**What is needed**. Nothing should differ between your answer and the records.

**Entries from a dataset of interfaces**.
⁂
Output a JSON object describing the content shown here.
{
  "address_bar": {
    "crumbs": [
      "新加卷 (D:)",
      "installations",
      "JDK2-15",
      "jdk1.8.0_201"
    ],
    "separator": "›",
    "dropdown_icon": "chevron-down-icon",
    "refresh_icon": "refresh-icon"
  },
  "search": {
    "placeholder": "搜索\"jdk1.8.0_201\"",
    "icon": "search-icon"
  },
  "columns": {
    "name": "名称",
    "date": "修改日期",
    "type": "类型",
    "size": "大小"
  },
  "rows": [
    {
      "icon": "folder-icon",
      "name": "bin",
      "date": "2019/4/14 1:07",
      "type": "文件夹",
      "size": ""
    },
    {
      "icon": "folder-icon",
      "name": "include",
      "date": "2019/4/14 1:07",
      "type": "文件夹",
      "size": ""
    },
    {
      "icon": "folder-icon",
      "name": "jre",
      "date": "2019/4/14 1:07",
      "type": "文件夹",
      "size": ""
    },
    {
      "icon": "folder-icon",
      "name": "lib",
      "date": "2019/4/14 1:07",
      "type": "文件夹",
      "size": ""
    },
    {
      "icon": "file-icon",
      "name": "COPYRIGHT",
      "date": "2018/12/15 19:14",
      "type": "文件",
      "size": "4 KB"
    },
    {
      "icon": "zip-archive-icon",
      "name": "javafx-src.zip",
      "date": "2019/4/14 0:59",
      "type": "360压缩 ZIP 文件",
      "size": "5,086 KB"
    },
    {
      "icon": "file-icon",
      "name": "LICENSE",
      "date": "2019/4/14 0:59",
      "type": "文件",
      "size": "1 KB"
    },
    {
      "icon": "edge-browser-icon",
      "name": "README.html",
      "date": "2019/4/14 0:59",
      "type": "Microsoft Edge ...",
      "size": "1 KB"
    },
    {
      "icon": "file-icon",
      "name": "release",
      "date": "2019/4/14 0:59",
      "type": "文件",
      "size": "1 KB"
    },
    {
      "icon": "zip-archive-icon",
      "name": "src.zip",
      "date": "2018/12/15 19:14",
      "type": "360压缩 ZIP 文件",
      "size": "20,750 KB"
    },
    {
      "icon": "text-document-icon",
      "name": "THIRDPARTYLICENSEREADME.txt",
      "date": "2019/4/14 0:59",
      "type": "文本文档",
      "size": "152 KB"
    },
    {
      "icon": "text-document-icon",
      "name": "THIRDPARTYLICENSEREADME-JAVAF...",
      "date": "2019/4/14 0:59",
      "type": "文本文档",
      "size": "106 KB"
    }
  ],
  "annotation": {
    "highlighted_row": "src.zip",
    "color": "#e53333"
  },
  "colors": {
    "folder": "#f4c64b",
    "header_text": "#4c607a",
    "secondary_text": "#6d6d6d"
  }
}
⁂
**Response**.
Output a JSON object describing the content shown here.
{
  "address_bar": {
    "crumbs": [
      "新加卷 (D:)",
      "installations",
      "JDK2-15",
      "jdk1.8.0_201"
    ],
    "separator": "›",
    "dropdown_icon": "chevron-down-icon",
    "refresh_icon": "refresh-icon"
  },
  "search": {
    "placeholder": "搜索\"jdk1.8.0_201\"",
    "icon": "search-icon"
  },
  "columns": {
    "name": "名称",
    "date": "修改日期",
    "type": "类型",
    "size": "大小"
  },
  "rows": [
    {
      "icon": "folder-icon",
      "name": "bin",
      "date": "2019/4/14 1:07",
      "type": "文件夹",
      "size": ""
    },
    {
      "icon": "folder-icon",
      "name": "include",
      "date": "2019/4/14 1:07",
      "type": "文件夹",
      "size": ""
    },
    {
      "icon": "folder-icon",
      "name": "jre",
      "date": "2019/4/14 1:07",
      "type": "文件夹",
      "size": ""
    },
    {
      "icon": "folder-icon",
      "name": "lib",
      "date": "2019/4/14 1:07",
      "type": "文件夹",
      "size": ""
    },
    {
      "icon": "file-icon",
      "name": "COPYRIGHT",
      "date": "2018/12/15 19:14",
      "type": "文件",
      "size": "4 KB"
    },
    {
      "icon": "zip-archive-icon",
      "name": "javafx-src.zip",
      "date": "2019/4/14 0:59",
      "type": "360压缩 ZIP 文件",
      "size": "5,086 KB"
    },
    {
      "icon": "file-icon",
      "name": "LICENSE",
      "date": "2019/4/14 0:59",
      "type": "文件",
      "size": "1 KB"
    },
    {
      "icon": "edge-browser-icon",
      "name": "README.html",
      "date": "2019/4/14 0:59",
      "type": "Microsoft Edge ...",
      "size": "1 KB"
    },
    {
      "icon": "file-icon",
      "name": "release",
      "date": "2019/4/14 0:59",
      "type": "文件",
      "size": "1 KB"
    },
    {
      "icon": "zip-archive-icon",
      "name": "src.zip",
      "date": "2018/12/15 19:14",
      "type": "360压缩 ZIP 文件",
      "size": "20,750 KB"
    },
    {
      "icon": "text-document-icon",
      "name": "THIRDPARTYLICENSEREADME.txt",
      "date": "2019/4/14 0:59",
      "type": "文本文档",
      "size": "152 KB"
    },
    {
      "icon": "text-document-icon",
      "name": "THIRDPARTYLICENSEREADME-JAVAF...",
      "date": "2019/4/14 0:59",
      "type": "文本文档",
      "size": "106 KB"
    }
  ],
  "annotation": {
    "highlighted_row": "src.zip",
    "color": "#e53333"
  },
  "colors": {
    "folder": "#f4c64b",
    "header_text": "#4c607a",
    "secondary_text": "#6d6d6d"
  }
}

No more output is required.